We worship not only the complete unity in Trinity and Trinity in Unity, but we worship because the Triune God was fully active in our rescue and redemption. Redemption of sinful humans is accomplished through the distinct and unified activity of each person of the Godhead. Listen to Heb 9:14: “how much more will the blood of Christ, who through the eternal Spirit offered himself without blemish to God, purify our conscience from dead works to serve the living God.” Or  2 Cor 13: “The grace of the Lord Jesus Christ, the love of God, and the communion of the Holy Spirit be with all of you.”

This is “grace upon grace.” This is the unconditional overwhelming love of God.

My father taught me the word “unconditional.” I remember him saying, “I love you unconditionally.” I thought he was taking about Air Conditioning. Since we lived in FL, I knew AC was important and figured it as a good thing. But I finally asked what “unconditional” meant. He explained that there was nothing I could do for him to love me any more and nothing I could do for him to love me less…ever.

That’s when I learned that love begets love. You go where you are loved. I was compelled to be around him lots and to obey him. His love for me motivated my loyalty and love for him.

And this applies to us as we relate to God. We are objects of grace and we get to be and are called to be agents of the Trinity’s grace

Agents of Grace

This is what our Gospel reading is about: “Jesus came and said to them, ‘All authority in heaven and on earth has been given to me. Go therefore and make disciples of all nations, baptizing them in the name of the Father and of the Son and of the Holy Spirit, and teaching them to obey everything that I have commanded you. And remember, I am with you always, to the end of the age’.”

This is the Great Commission to Jesus’ disciples and also a picture of our participation. We get to be agents of the very thing we desperately needed. That’s a high calling. It’s a renewal of the original calling in the Garden of Eden to “multiply and have dominion” except now it is both physical and spiritual.

But notice that the commands to do those three things are in between two promises: Jesus has authority and Jesus is with you. You need to know both of these. These promises give us hope and expectation: “I have authority over everywhere, so go everywhere because it’s mine.” We should expect God to act and that our endeavors to be fruitful.

In addition to having authority, he is with you for solace and strength, for pardon and renewal. He is with you always and forever, no matter what. This is covenantal faithfulness and presence.
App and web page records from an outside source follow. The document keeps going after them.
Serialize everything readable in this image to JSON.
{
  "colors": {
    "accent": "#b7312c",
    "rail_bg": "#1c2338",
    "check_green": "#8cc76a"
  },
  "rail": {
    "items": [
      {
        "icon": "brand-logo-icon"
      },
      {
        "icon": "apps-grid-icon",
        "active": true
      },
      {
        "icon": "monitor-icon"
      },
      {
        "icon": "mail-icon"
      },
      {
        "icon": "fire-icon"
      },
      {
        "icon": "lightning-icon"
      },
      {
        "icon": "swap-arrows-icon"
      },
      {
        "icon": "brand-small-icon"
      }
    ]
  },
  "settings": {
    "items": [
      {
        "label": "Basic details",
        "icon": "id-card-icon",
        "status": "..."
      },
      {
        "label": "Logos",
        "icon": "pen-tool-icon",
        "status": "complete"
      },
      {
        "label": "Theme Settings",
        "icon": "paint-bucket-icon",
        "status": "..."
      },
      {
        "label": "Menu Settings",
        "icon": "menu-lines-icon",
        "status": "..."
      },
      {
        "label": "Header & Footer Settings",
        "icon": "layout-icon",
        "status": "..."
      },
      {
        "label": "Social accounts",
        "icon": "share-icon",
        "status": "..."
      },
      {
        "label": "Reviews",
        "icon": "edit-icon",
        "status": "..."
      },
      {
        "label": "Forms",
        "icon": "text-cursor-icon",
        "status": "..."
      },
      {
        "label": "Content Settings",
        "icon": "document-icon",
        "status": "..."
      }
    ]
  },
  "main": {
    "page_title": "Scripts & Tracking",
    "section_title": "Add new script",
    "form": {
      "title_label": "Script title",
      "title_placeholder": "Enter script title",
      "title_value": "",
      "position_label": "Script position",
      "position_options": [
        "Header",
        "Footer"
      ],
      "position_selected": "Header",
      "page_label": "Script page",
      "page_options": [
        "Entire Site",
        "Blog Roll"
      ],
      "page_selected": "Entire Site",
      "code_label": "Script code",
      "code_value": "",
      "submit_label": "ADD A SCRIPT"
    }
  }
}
On this Trinity Sunday, we celebrate that we who were once enemies of God are now reconciled and objects of his grace…but on top of that we even are commissioned to also be agents of that grace to the world.

Let us pray: “Father almighty, maker of heaven and earth: set up your kingdom in our midst. Lord Jesus Christ, Son of the Living God: Have mercy on us, sinners. Holy Spirit, breath of the living God: Renew us and all the world. Amen.”